**MATERIAL FOR THIS TASK**
Content starts

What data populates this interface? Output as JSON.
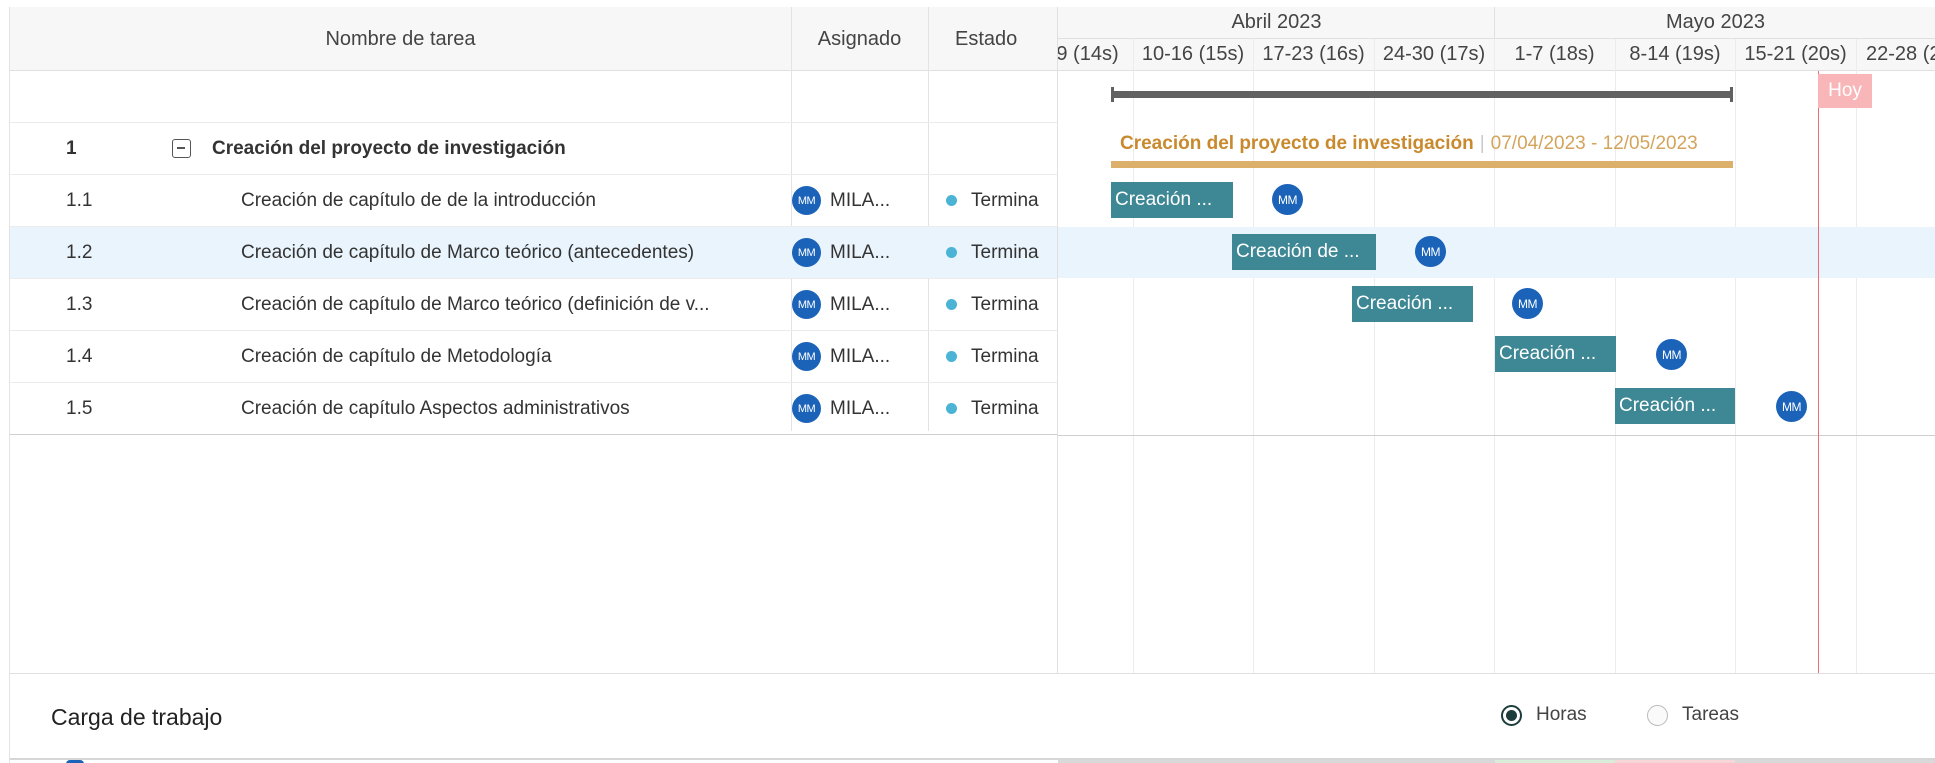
{
  "header": {
    "col_task": "Nombre de tarea",
    "col_assignee": "Asignado",
    "col_status": "Estado"
  },
  "rows": [
    {
      "num": "1",
      "name": "Creación del proyecto de investigación",
      "assignee_initials": "",
      "assignee": "",
      "status": ""
    },
    {
      "num": "1.1",
      "name": "Creación de capítulo de de la introducción",
      "assignee_initials": "MM",
      "assignee": "MILA...",
      "status": "Termina"
    },
    {
      "num": "1.2",
      "name": "Creación de capítulo de Marco teórico (antecedentes)",
      "assignee_initials": "MM",
      "assignee": "MILA...",
      "status": "Termina"
    },
    {
      "num": "1.3",
      "name": "Creación de capítulo de Marco teórico (definición de v...",
      "assignee_initials": "MM",
      "assignee": "MILA...",
      "status": "Termina"
    },
    {
      "num": "1.4",
      "name": "Creación de capítulo de Metodología",
      "assignee_initials": "MM",
      "assignee": "MILA...",
      "status": "Termina"
    },
    {
      "num": "1.5",
      "name": "Creación de capítulo Aspectos administrativos",
      "assignee_initials": "MM",
      "assignee": "MILA...",
      "status": "Termina"
    }
  ],
  "timeline": {
    "months": [
      "Abril 2023",
      "Mayo 2023"
    ],
    "weeks": [
      "9 (14s)",
      "10-16 (15s)",
      "17-23 (16s)",
      "24-30 (17s)",
      "1-7 (18s)",
      "8-14 (19s)",
      "15-21 (20s)",
      "22-28 (2"
    ],
    "today_label": "Hoy",
    "summary_title": "Creación del proyecto de investigación",
    "summary_dates": "07/04/2023 - 12/05/2023",
    "bars": [
      {
        "label": "Creación ...",
        "initials": "MM"
      },
      {
        "label": "Creación de ...",
        "initials": "MM"
      },
      {
        "label": "Creación ...",
        "initials": "MM"
      },
      {
        "label": "Creación ...",
        "initials": "MM"
      },
      {
        "label": "Creación ...",
        "initials": "MM"
      }
    ]
  },
  "workload": {
    "title": "Carga de trabajo",
    "option_hours": "Horas",
    "option_tasks": "Tareas",
    "selected": "Horas"
  },
  "colors": {
    "task_bar": "#3e8794",
    "summary": "#dcb06a",
    "summary_title": "#c98a2e",
    "avatar": "#1b63b8",
    "status_dot": "#4bb3d6",
    "today": "#f06a74",
    "today_badge": "#f9b6b9",
    "selected_row": "#e9f4fc"
  }
}
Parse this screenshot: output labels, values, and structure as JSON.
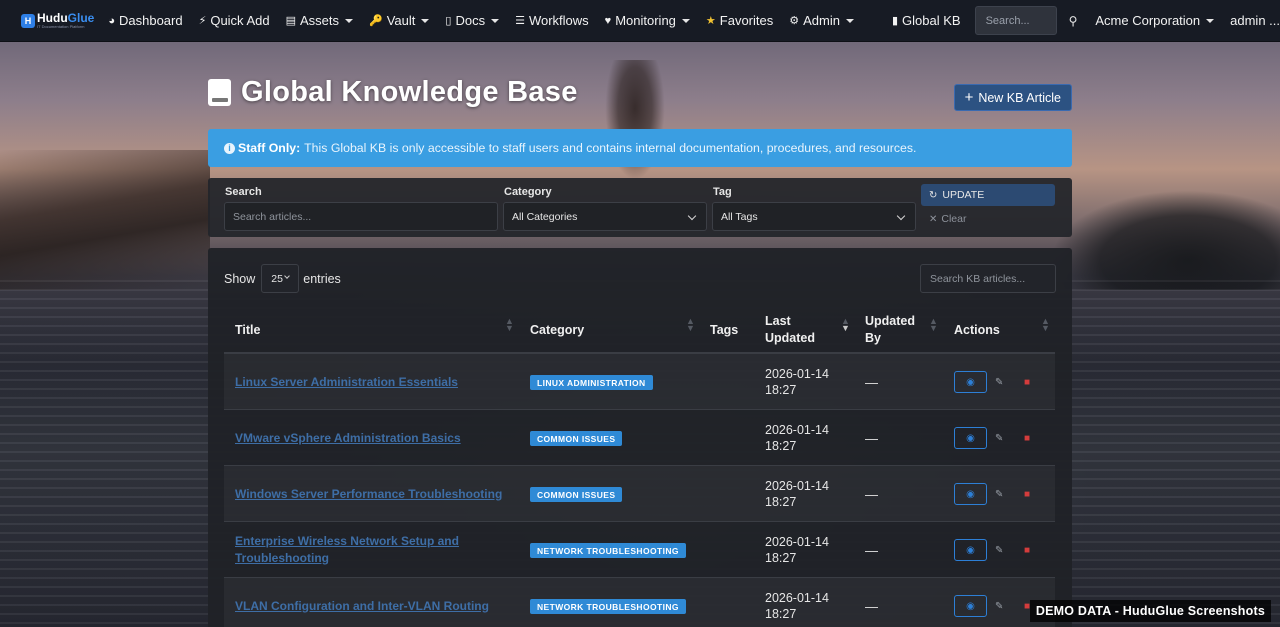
{
  "navbar": {
    "brand": {
      "badge": "H",
      "name_a": "Hudu",
      "name_b": "Glue",
      "tagline": "IT Documentation Platform"
    },
    "items": [
      {
        "icon": "dashboard-icon",
        "glyph": "◕",
        "label": "Dashboard"
      },
      {
        "icon": "bolt-icon",
        "glyph": "⚡",
        "label": "Quick Add"
      },
      {
        "icon": "assets-icon",
        "glyph": "▤",
        "label": "Assets",
        "dropdown": true
      },
      {
        "icon": "key-icon",
        "glyph": "🔑",
        "label": "Vault",
        "dropdown": true
      },
      {
        "icon": "doc-icon",
        "glyph": "▯",
        "label": "Docs",
        "dropdown": true
      },
      {
        "icon": "list-icon",
        "glyph": "☰",
        "label": "Workflows"
      },
      {
        "icon": "heart-icon",
        "glyph": "♥",
        "label": "Monitoring",
        "dropdown": true
      },
      {
        "icon": "star-icon",
        "glyph": "★",
        "label": "Favorites"
      },
      {
        "icon": "gear-icon",
        "glyph": "⚙",
        "label": "Admin",
        "dropdown": true
      }
    ],
    "global_kb": {
      "icon": "book-icon",
      "label": "Global KB"
    },
    "search_placeholder": "Search...",
    "org": "Acme Corporation",
    "user": "admin ..."
  },
  "page": {
    "title": "Global Knowledge Base",
    "new_button": "New KB Article",
    "alert": {
      "strong": "Staff Only:",
      "text": "This Global KB is only accessible to staff users and contains internal documentation, procedures, and resources."
    }
  },
  "filters": {
    "search_label": "Search",
    "search_placeholder": "Search articles...",
    "category_label": "Category",
    "category_value": "All Categories",
    "tag_label": "Tag",
    "tag_value": "All Tags",
    "update": "UPDATE",
    "clear": "Clear"
  },
  "table": {
    "show": "Show",
    "length": "25",
    "entries": "entries",
    "search_placeholder": "Search KB articles...",
    "headers": {
      "title": "Title",
      "category": "Category",
      "tags": "Tags",
      "updated_1": "Last",
      "updated_2": "Updated",
      "by_1": "Updated",
      "by_2": "By",
      "actions": "Actions"
    },
    "rows": [
      {
        "title": "Linux Server Administration Essentials",
        "category": "LINUX ADMINISTRATION",
        "date": "2026-01-14",
        "time": "18:27",
        "by": "—"
      },
      {
        "title": "VMware vSphere Administration Basics",
        "category": "COMMON ISSUES",
        "date": "2026-01-14",
        "time": "18:27",
        "by": "—"
      },
      {
        "title": "Windows Server Performance Troubleshooting",
        "category": "COMMON ISSUES",
        "date": "2026-01-14",
        "time": "18:27",
        "by": "—"
      },
      {
        "title": "Enterprise Wireless Network Setup and Troubleshooting",
        "category": "NETWORK TROUBLESHOOTING",
        "date": "2026-01-14",
        "time": "18:27",
        "by": "—"
      },
      {
        "title": "VLAN Configuration and Inter-VLAN Routing",
        "category": "NETWORK TROUBLESHOOTING",
        "date": "2026-01-14",
        "time": "18:27",
        "by": "—"
      }
    ]
  },
  "demo_banner": "DEMO DATA - HuduGlue Screenshots",
  "colors": {
    "navbar": "#171b24",
    "accent": "#2f8ad6",
    "alert": "#3a9ee2",
    "link": "#3e6ea6",
    "danger": "#d43c3c"
  }
}
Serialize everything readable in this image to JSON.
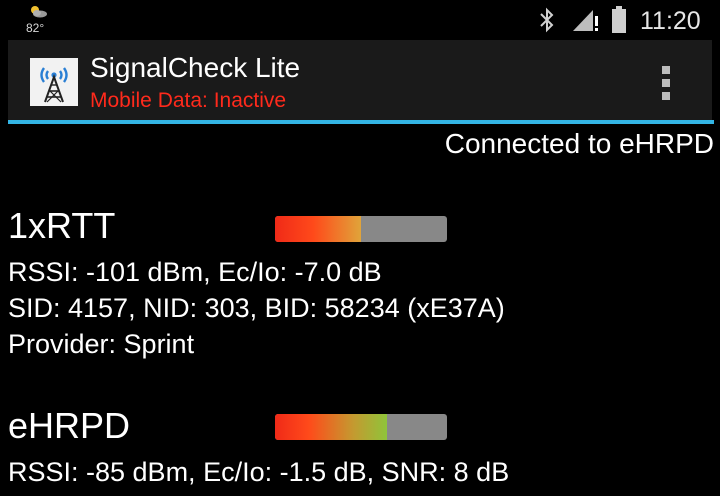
{
  "status_bar": {
    "temperature": "82°",
    "time": "11:20",
    "icons": [
      "weather-icon",
      "bluetooth-icon",
      "signal-icon",
      "battery-icon"
    ]
  },
  "app_bar": {
    "title": "SignalCheck Lite",
    "subtitle": "Mobile Data: Inactive",
    "subtitle_color": "#ff2a1c",
    "accent_color": "#33b5e5",
    "logo_icon": "cell-tower-icon",
    "menu_icon": "overflow-menu-icon"
  },
  "connection_status": "Connected to eHRPD",
  "networks": [
    {
      "name": "1xRTT",
      "signal_level": 0.5,
      "fill_gradient": "linear-gradient(90deg, #f02a18 0%, #ff4a1a 45%, #e0a43a 100%)",
      "lines": [
        "RSSI: -101 dBm, Ec/Io: -7.0 dB",
        "SID: 4157, NID: 303, BID: 58234 (xE37A)",
        "Provider: Sprint"
      ]
    },
    {
      "name": "eHRPD",
      "signal_level": 0.65,
      "fill_gradient": "linear-gradient(90deg, #f02a18 0%, #ff4a1a 30%, #c49a30 70%, #8fc43a 100%)",
      "lines": [
        "RSSI: -85 dBm, Ec/Io: -1.5 dB, SNR: 8 dB"
      ]
    }
  ]
}
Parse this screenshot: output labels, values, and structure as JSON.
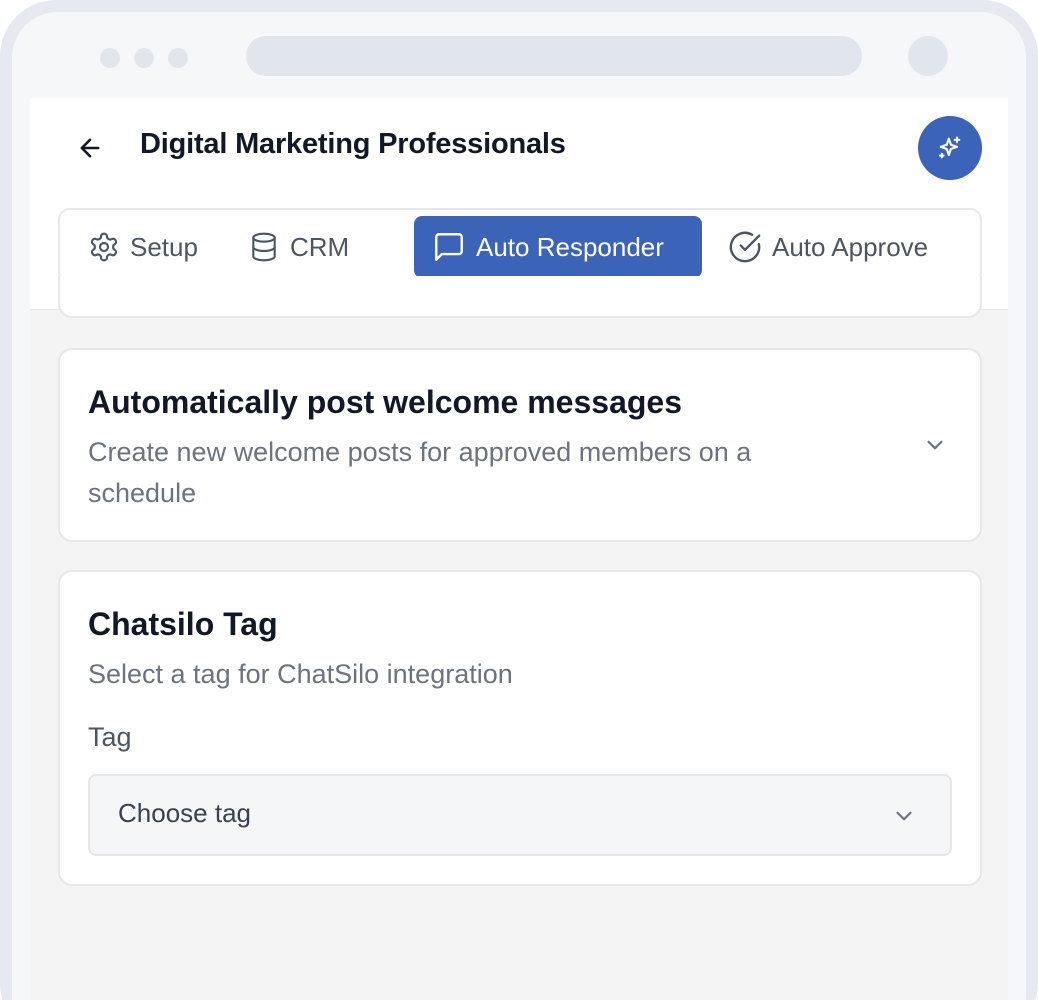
{
  "header": {
    "title": "Digital Marketing Professionals",
    "back_icon": "arrow-left-icon",
    "ai_icon": "sparkles-icon"
  },
  "tabs": [
    {
      "label": "Setup",
      "icon": "gear-icon",
      "active": false
    },
    {
      "label": "CRM",
      "icon": "database-icon",
      "active": false
    },
    {
      "label": "Auto Responder",
      "icon": "message-square-icon",
      "active": true
    },
    {
      "label": "Auto Approve",
      "icon": "check-circle-icon",
      "active": false
    }
  ],
  "welcome_section": {
    "title": "Automatically post welcome messages",
    "description": "Create new welcome posts for approved members on a schedule",
    "expanded": false
  },
  "chatsilo_section": {
    "title": "Chatsilo Tag",
    "description": "Select a tag for ChatSilo integration",
    "field_label": "Tag",
    "select_value": "Choose tag"
  },
  "colors": {
    "accent": "#3b63b8",
    "text_primary": "#111827",
    "text_secondary": "#6b7280",
    "background": "#f4f4f5"
  }
}
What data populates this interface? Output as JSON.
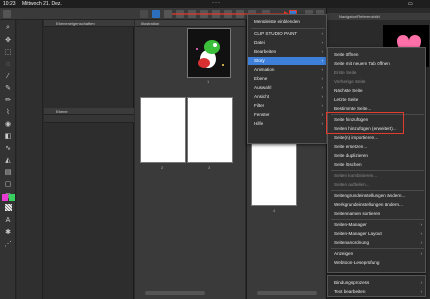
{
  "status": {
    "time": "10:23",
    "date": "Mittwoch 21. Dez."
  },
  "panels": {
    "sub_tool_title": "Ebenenelgenschaften",
    "ebene_title": "Ebene"
  },
  "page_manager": {
    "tab_title": "Illustration",
    "pages": [
      {
        "number": "1"
      },
      {
        "number": "2"
      },
      {
        "number": "3"
      }
    ],
    "right_pages": [
      {
        "number": "4"
      }
    ],
    "zoom_left": "",
    "zoom_right": ""
  },
  "navigator": {
    "title": "Navigator/Referenzbild"
  },
  "main_menu": {
    "items": [
      {
        "label": "Menüleiste einblenden",
        "submenu": false,
        "highlight": false
      },
      {
        "label": "CLIP STUDIO PAINT",
        "submenu": true,
        "highlight": false
      },
      {
        "label": "Datei",
        "submenu": true,
        "highlight": false
      },
      {
        "label": "Bearbeiten",
        "submenu": true,
        "highlight": false
      },
      {
        "label": "Story",
        "submenu": true,
        "highlight": true
      },
      {
        "label": "Animation",
        "submenu": true,
        "highlight": false
      },
      {
        "label": "Ebene",
        "submenu": true,
        "highlight": false
      },
      {
        "label": "Auswahl",
        "submenu": true,
        "highlight": false
      },
      {
        "label": "Ansicht",
        "submenu": true,
        "highlight": false
      },
      {
        "label": "Filter",
        "submenu": true,
        "highlight": false
      },
      {
        "label": "Fenster",
        "submenu": true,
        "highlight": false
      },
      {
        "label": "Hilfe",
        "submenu": true,
        "highlight": false
      }
    ]
  },
  "story_menu": {
    "items": [
      {
        "label": "Seite öffnen",
        "dim": false,
        "submenu": false
      },
      {
        "label": "Seite mit neuem Tab öffnen",
        "dim": false,
        "submenu": false
      },
      {
        "label": "Erste Seite",
        "dim": true,
        "submenu": false
      },
      {
        "label": "Vorherige Seite",
        "dim": true,
        "submenu": false
      },
      {
        "label": "Nächste Seite",
        "dim": false,
        "submenu": false
      },
      {
        "label": "Letzte Seite",
        "dim": false,
        "submenu": false
      },
      {
        "label": "Bestimmte Seite...",
        "dim": false,
        "submenu": false
      },
      {
        "label": "Seite hinzufügen",
        "dim": false,
        "submenu": false
      },
      {
        "label": "Seiten hinzufügen (erweitert)...",
        "dim": false,
        "submenu": false
      },
      {
        "label": "Seite(n) importieren...",
        "dim": false,
        "submenu": false
      },
      {
        "label": "Seite ersetzen...",
        "dim": false,
        "submenu": false
      },
      {
        "label": "Seite duplizieren",
        "dim": false,
        "submenu": false
      },
      {
        "label": "Seite löschen",
        "dim": false,
        "submenu": false
      },
      {
        "label": "Seiten kombinieren...",
        "dim": true,
        "submenu": false
      },
      {
        "label": "Seiten aufteilen...",
        "dim": true,
        "submenu": false
      },
      {
        "label": "Seitengrundeinstellungen ändern...",
        "dim": false,
        "submenu": false
      },
      {
        "label": "Werkgrundeinstellungen ändern...",
        "dim": false,
        "submenu": false
      },
      {
        "label": "Seitennamen sortieren",
        "dim": false,
        "submenu": false
      },
      {
        "label": "Seiten-Manager",
        "dim": false,
        "submenu": true
      },
      {
        "label": "Seiten-Manager Layout",
        "dim": false,
        "submenu": true
      },
      {
        "label": "Seitenanordnung",
        "dim": false,
        "submenu": true
      },
      {
        "label": "Anzeigen",
        "dim": false,
        "submenu": true
      },
      {
        "label": "Webtoon-Leseprüfung",
        "dim": false,
        "submenu": false
      },
      {
        "label": "Bindungsprozess",
        "dim": false,
        "submenu": true
      },
      {
        "label": "Text bearbeiten",
        "dim": false,
        "submenu": true
      }
    ]
  },
  "colors": {
    "highlight": "#3d7fd9",
    "annotation_red": "#e23b2e",
    "swatch_pink": "#e83ad0",
    "swatch_green": "#38d060"
  },
  "icons": [
    "home-icon",
    "menu-icon",
    "brush-icon",
    "move-icon",
    "zoom-icon",
    "pen-icon",
    "eraser-icon",
    "fill-icon",
    "text-icon",
    "select-icon"
  ]
}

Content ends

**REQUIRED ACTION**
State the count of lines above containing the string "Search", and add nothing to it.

**RESPONSE BELOW**
4